When I judge a wine, I use the typical 100 point system where a 90 is like an A and an 80 is like a B. I won’t score a wine that is less than 80 – it is either incorrect for the varietal, over manipulated or has an obvious flaw. I tend to be a little tough with my scores.

Fellow Blog Denizen and wine Connoisseur: Rich

I live in San Pedro, California. I began my education in good and great wine in 1980 by taking UCLA extension classes in wine appreciation that were taught by Nathan Chroman who ran the wine judging for the Los Angeles County Fair and also was the wine columnist for the Los Angeles Times. He told us that drinking better wine will make us want to eat better food. After Nathan’s classes on wine, I took the wine education classes offered by the The Wine House in Los Angeles. These classes were very informative since they not only allowed us to learn about wine regions from around the world and taste their wines but also understand how to pair wines with food by learning how their components interact with food. Although I learned a lot about wine through taking the Wine House’s classes, I had never tasted the greatest and most expensive wines in the world until I attended the wine tastings put on by Martin Weiner of the Los Angeles School of Wines . We would taste the great grand cru wines of Bordeaux(Margaux, Haut-Brion, Latour,etc), Burgundy(LeRoy, Romanee-Conte, Comte de Vogue, etc), Rhone(Chapoutier, Guigal, Chave, Beaucastel, etc), Alsace(dry riesling, pinot gris and gewurtztraminer), Germany(riesling), and Italy(nebbiolo and sangiovese). These tastings now cost about $600 each and include a dinner that matches food with a wine being tasted along with cheeses that go with the wines. All of these tastings and wine education classes emphasize the importance of matching food to wine. But the best wine tastings I’ve gone to are those from The Wine Country in Signal Hill owned by Randy Kemner. His primary emphasis is on tasting wines that go well with food
(drinking great wine) and are typically the lower priced wines. He writes a very informative newsletter.
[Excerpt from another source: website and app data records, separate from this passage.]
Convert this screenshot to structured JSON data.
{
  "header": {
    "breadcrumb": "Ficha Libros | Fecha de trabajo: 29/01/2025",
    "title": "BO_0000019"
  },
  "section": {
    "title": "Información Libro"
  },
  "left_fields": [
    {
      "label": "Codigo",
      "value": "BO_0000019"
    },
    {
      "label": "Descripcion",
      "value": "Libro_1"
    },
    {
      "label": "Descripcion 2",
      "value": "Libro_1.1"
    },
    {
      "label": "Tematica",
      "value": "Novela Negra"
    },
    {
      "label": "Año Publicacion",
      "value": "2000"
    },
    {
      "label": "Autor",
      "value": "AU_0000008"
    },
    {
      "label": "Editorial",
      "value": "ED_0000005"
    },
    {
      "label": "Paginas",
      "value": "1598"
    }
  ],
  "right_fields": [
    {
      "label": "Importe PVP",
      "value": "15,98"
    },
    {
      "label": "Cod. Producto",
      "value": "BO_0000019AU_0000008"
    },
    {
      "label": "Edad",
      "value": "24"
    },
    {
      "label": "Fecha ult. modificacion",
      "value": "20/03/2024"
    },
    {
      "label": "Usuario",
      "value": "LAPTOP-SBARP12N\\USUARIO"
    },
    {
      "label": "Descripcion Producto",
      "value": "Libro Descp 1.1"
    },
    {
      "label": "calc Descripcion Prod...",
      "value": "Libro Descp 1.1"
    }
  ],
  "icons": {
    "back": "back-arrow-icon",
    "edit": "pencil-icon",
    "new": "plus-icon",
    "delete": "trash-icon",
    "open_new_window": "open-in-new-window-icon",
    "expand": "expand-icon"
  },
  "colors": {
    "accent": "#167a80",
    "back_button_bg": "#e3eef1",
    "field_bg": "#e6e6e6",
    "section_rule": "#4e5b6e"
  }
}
Close

Sign in

Close

Cart (0)

Cart is empty No products in the cart.

Vine2Wine

Oregon Wine Tasting Tours